- Task brief -
Report each line of the data that has "size" somewhere in it.
+++++
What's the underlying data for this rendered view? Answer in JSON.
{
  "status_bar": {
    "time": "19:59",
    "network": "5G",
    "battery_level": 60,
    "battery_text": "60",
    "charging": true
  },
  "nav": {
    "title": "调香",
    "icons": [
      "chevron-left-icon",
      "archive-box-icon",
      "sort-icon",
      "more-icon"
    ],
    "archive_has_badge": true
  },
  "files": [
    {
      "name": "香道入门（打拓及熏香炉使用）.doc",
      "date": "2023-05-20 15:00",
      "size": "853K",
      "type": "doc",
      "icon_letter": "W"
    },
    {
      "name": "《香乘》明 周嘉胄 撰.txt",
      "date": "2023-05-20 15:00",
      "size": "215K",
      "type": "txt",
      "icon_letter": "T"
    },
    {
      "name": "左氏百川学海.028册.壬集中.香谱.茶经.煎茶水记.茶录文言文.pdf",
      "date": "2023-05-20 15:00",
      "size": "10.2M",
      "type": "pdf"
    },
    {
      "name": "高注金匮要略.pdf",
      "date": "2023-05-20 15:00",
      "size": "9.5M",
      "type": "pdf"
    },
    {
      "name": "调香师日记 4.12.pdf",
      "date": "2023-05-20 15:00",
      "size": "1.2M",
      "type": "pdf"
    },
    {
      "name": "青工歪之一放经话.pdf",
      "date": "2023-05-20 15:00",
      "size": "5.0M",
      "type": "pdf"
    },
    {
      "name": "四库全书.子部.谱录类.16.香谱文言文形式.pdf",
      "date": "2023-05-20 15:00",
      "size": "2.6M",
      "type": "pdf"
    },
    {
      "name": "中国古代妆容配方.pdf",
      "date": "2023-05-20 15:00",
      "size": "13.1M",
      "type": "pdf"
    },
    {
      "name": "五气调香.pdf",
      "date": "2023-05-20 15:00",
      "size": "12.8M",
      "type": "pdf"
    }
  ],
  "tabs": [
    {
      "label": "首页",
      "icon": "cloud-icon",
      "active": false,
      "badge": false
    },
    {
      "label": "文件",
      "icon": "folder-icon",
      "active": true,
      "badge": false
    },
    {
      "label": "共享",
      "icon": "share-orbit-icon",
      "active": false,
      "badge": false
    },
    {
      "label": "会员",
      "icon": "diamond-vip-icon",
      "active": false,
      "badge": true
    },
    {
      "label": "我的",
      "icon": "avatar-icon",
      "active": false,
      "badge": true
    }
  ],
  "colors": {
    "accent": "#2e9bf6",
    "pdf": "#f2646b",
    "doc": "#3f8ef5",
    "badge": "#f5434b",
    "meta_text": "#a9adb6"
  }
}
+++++
- Solution to the exercise -
      "size": "853K",
      "size": "215K",
      "size": "10.2M",
      "size": "9.5M",
      "size": "1.2M",
      "size": "5.0M",
      "size": "2.6M",
      "size": "13.1M",
      "size": "12.8M",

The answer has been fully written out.